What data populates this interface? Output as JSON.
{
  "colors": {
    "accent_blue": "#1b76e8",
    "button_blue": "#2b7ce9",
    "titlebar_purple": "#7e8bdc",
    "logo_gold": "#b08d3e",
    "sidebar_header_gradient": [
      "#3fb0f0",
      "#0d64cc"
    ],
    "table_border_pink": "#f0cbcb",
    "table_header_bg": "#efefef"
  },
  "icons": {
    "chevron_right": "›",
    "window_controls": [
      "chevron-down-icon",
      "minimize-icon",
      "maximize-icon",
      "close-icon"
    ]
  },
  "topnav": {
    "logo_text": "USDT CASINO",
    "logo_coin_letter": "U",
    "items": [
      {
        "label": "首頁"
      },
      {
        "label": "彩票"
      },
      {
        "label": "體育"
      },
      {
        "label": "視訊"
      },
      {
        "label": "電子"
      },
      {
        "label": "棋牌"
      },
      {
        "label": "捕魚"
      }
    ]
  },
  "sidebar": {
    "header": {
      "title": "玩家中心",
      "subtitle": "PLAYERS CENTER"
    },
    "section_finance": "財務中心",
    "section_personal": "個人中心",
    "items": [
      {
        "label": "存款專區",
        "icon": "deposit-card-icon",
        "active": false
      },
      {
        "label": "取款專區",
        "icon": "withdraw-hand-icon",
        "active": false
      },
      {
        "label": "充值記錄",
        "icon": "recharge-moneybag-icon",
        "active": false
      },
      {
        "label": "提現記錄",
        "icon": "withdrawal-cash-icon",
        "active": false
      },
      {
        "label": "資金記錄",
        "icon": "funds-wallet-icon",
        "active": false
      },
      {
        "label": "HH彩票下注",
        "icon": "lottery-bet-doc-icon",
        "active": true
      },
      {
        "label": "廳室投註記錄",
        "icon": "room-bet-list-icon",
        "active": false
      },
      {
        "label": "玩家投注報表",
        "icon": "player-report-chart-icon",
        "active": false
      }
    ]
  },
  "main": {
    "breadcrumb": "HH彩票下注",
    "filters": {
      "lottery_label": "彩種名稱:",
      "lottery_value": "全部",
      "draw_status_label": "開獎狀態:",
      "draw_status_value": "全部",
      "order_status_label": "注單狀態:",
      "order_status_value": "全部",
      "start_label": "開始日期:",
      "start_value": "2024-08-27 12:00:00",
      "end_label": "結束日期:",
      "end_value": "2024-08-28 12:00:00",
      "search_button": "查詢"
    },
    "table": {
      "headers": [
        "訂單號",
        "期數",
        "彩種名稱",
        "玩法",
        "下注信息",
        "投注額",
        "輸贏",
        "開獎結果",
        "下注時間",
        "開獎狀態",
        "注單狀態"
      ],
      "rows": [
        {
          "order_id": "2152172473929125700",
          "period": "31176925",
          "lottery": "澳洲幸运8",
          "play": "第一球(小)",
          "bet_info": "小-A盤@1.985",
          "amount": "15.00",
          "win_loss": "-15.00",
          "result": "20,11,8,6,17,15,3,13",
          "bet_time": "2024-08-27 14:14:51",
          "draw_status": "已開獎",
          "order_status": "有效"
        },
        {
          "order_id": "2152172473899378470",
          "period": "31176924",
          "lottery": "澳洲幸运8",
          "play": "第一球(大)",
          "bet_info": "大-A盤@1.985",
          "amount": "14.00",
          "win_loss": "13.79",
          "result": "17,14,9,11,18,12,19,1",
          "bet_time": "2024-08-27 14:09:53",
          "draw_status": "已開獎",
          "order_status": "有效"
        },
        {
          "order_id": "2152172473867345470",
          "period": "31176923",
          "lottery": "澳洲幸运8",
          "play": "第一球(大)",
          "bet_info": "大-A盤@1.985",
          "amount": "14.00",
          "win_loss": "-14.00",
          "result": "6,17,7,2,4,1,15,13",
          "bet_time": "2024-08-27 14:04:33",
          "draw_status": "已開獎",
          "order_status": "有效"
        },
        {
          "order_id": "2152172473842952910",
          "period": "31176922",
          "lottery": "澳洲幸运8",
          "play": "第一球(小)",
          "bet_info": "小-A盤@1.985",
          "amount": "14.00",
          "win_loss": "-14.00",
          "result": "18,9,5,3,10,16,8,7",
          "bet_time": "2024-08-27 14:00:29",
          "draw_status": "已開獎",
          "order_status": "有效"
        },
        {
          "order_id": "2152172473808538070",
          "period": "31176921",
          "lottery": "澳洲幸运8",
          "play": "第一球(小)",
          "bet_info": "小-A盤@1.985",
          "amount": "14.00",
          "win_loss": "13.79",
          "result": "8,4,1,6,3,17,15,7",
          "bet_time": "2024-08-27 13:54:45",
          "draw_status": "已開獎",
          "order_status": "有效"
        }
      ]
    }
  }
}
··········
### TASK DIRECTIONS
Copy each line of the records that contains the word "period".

### ANSWER TO THIS PROBLEM
          "period": "31176925",
          "period": "31176924",
          "period": "31176923",
          "period": "31176922",
          "period": "31176921",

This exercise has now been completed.